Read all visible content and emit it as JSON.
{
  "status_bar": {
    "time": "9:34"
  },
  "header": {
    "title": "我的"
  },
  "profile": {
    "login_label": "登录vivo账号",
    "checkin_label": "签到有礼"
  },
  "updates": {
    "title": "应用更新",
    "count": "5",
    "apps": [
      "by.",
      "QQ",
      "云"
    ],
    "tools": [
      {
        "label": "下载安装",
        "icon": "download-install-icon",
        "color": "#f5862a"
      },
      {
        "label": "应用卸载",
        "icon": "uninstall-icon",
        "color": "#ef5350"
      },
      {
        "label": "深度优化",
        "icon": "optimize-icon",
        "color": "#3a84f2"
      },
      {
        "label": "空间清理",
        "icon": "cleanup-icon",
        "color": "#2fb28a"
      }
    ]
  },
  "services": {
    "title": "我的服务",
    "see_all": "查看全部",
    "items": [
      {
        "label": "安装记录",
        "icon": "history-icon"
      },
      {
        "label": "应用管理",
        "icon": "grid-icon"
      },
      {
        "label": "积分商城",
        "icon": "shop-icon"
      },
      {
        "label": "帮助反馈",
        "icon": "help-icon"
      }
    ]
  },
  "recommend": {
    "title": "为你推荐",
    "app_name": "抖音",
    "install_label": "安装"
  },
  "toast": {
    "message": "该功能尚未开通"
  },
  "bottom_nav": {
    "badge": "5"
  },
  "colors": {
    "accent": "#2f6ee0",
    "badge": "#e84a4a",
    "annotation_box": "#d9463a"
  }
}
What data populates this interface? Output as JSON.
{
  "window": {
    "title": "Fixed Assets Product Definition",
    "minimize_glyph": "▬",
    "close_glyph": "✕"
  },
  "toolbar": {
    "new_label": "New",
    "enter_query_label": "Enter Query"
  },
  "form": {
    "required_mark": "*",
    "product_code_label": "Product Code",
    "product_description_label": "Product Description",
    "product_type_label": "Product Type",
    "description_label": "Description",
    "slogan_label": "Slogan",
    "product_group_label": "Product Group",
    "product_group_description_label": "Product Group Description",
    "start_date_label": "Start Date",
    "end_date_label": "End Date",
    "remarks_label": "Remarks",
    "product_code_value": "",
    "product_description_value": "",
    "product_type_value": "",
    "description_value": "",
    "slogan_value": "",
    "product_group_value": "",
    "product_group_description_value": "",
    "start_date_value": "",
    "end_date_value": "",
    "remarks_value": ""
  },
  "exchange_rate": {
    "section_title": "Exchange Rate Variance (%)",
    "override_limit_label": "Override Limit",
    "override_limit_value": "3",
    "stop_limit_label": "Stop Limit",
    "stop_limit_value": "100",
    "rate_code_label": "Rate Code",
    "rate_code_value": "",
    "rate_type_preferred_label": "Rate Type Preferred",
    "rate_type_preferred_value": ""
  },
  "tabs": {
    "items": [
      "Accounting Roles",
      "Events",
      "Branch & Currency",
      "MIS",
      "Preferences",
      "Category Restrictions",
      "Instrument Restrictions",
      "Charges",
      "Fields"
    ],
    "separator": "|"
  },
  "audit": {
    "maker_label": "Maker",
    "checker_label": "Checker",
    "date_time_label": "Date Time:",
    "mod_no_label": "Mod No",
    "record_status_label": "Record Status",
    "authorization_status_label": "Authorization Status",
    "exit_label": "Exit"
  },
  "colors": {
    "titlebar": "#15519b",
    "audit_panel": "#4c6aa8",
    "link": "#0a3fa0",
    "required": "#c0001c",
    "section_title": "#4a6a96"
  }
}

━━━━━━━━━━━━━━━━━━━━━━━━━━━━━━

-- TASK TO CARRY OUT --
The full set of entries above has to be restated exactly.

-- RESULT OF THIS EXERCISE --
Read all visible content and emit it as JSON.
{
  "status_bar": {
    "time": "9:34"
  },
  "header": {
    "title": "我的"
  },
  "profile": {
    "login_label": "登录vivo账号",
    "checkin_label": "签到有礼"
  },
  "updates": {
    "title": "应用更新",
    "count": "5",
    "apps": [
      "by.",
      "QQ",
      "云"
    ],
    "tools": [
      {
        "label": "下载安装",
        "icon": "download-install-icon",
        "color": "#f5862a"
      },
      {
        "label": "应用卸载",
        "icon": "uninstall-icon",
        "color": "#ef5350"
      },
      {
        "label": "深度优化",
        "icon": "optimize-icon",
        "color": "#3a84f2"
      },
      {
        "label": "空间清理",
        "icon": "cleanup-icon",
        "color": "#2fb28a"
      }
    ]
  },
  "services": {
    "title": "我的服务",
    "see_all": "查看全部",
    "items": [
      {
        "label": "安装记录",
        "icon": "history-icon"
      },
      {
        "label": "应用管理",
        "icon": "grid-icon"
      },
      {
        "label": "积分商城",
        "icon": "shop-icon"
      },
      {
        "label": "帮助反馈",
        "icon": "help-icon"
      }
    ]
  },
  "recommend": {
    "title": "为你推荐",
    "app_name": "抖音",
    "install_label": "安装"
  },
  "toast": {
    "message": "该功能尚未开通"
  },
  "bottom_nav": {
    "badge": "5"
  },
  "colors": {
    "accent": "#2f6ee0",
    "badge": "#e84a4a",
    "annotation_box": "#d9463a"
  }
}
What data populates this interface? Output as JSON.
{
  "window": {
    "title": "Fixed Assets Product Definition",
    "minimize_glyph": "▬",
    "close_glyph": "✕"
  },
  "toolbar": {
    "new_label": "New",
    "enter_query_label": "Enter Query"
  },
  "form": {
    "required_mark": "*",
    "product_code_label": "Product Code",
    "product_description_label": "Product Description",
    "product_type_label": "Product Type",
    "description_label": "Description",
    "slogan_label": "Slogan",
    "product_group_label": "Product Group",
    "product_group_description_label": "Product Group Description",
    "start_date_label": "Start Date",
    "end_date_label": "End Date",
    "remarks_label": "Remarks",
    "product_code_value": "",
    "product_description_value": "",
    "product_type_value": "",
    "description_value": "",
    "slogan_value": "",
    "product_group_value": "",
    "product_group_description_value": "",
    "start_date_value": "",
    "end_date_value": "",
    "remarks_value": ""
  },
  "exchange_rate": {
    "section_title": "Exchange Rate Variance (%)",
    "override_limit_label": "Override Limit",
    "override_limit_value": "3",
    "stop_limit_label": "Stop Limit",
    "stop_limit_value": "100",
    "rate_code_label": "Rate Code",
    "rate_code_value": "",
    "rate_type_preferred_label": "Rate Type Preferred",
    "rate_type_preferred_value": ""
  },
  "tabs": {
    "items": [
      "Accounting Roles",
      "Events",
      "Branch & Currency",
      "MIS",
      "Preferences",
      "Category Restrictions",
      "Instrument Restrictions",
      "Charges",
      "Fields"
    ],
    "separator": "|"
  },
  "audit": {
    "maker_label": "Maker",
    "checker_label": "Checker",
    "date_time_label": "Date Time:",
    "mod_no_label": "Mod No",
    "record_status_label": "Record Status",
    "authorization_status_label": "Authorization Status",
    "exit_label": "Exit"
  },
  "colors": {
    "titlebar": "#15519b",
    "audit_panel": "#4c6aa8",
    "link": "#0a3fa0",
    "required": "#c0001c",
    "section_title": "#4a6a96"
  }
}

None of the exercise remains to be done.